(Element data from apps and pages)
· · · · ·

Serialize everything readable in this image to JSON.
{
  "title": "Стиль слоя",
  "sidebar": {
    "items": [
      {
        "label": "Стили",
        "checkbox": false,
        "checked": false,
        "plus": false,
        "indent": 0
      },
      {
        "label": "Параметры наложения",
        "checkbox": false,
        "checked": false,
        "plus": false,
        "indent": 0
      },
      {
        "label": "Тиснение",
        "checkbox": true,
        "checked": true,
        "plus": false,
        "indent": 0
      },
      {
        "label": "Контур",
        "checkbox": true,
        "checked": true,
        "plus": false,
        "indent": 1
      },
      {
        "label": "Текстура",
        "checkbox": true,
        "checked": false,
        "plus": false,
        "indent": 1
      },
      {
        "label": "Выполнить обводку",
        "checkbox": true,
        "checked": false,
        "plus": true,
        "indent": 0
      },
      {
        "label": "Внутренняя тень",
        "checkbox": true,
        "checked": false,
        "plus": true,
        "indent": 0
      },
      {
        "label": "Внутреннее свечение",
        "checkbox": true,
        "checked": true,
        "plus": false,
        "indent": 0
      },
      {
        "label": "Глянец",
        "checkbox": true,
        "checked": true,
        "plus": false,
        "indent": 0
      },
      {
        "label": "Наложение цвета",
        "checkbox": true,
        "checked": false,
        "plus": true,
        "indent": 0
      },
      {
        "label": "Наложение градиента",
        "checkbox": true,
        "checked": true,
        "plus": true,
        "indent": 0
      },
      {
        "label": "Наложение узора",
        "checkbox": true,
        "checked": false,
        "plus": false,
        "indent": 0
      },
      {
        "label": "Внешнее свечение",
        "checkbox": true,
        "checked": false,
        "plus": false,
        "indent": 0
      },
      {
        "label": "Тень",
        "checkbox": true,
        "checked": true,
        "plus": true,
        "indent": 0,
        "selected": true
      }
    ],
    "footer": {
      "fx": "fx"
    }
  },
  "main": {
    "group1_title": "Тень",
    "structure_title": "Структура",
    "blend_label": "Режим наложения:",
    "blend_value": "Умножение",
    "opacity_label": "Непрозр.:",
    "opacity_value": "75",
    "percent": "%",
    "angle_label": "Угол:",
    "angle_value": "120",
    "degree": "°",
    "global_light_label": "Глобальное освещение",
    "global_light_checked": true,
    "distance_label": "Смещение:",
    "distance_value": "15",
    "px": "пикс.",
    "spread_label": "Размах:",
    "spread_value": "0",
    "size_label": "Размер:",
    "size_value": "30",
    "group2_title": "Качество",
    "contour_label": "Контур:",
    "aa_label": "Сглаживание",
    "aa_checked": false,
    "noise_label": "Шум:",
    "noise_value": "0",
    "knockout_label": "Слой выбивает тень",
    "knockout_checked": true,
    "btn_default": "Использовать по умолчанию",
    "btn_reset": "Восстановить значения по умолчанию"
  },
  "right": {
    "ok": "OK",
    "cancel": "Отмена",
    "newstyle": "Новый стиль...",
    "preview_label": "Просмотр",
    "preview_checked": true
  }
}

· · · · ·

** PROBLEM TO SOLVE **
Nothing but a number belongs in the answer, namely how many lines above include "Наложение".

** SOLUTION TO THIS PROBLEM **
3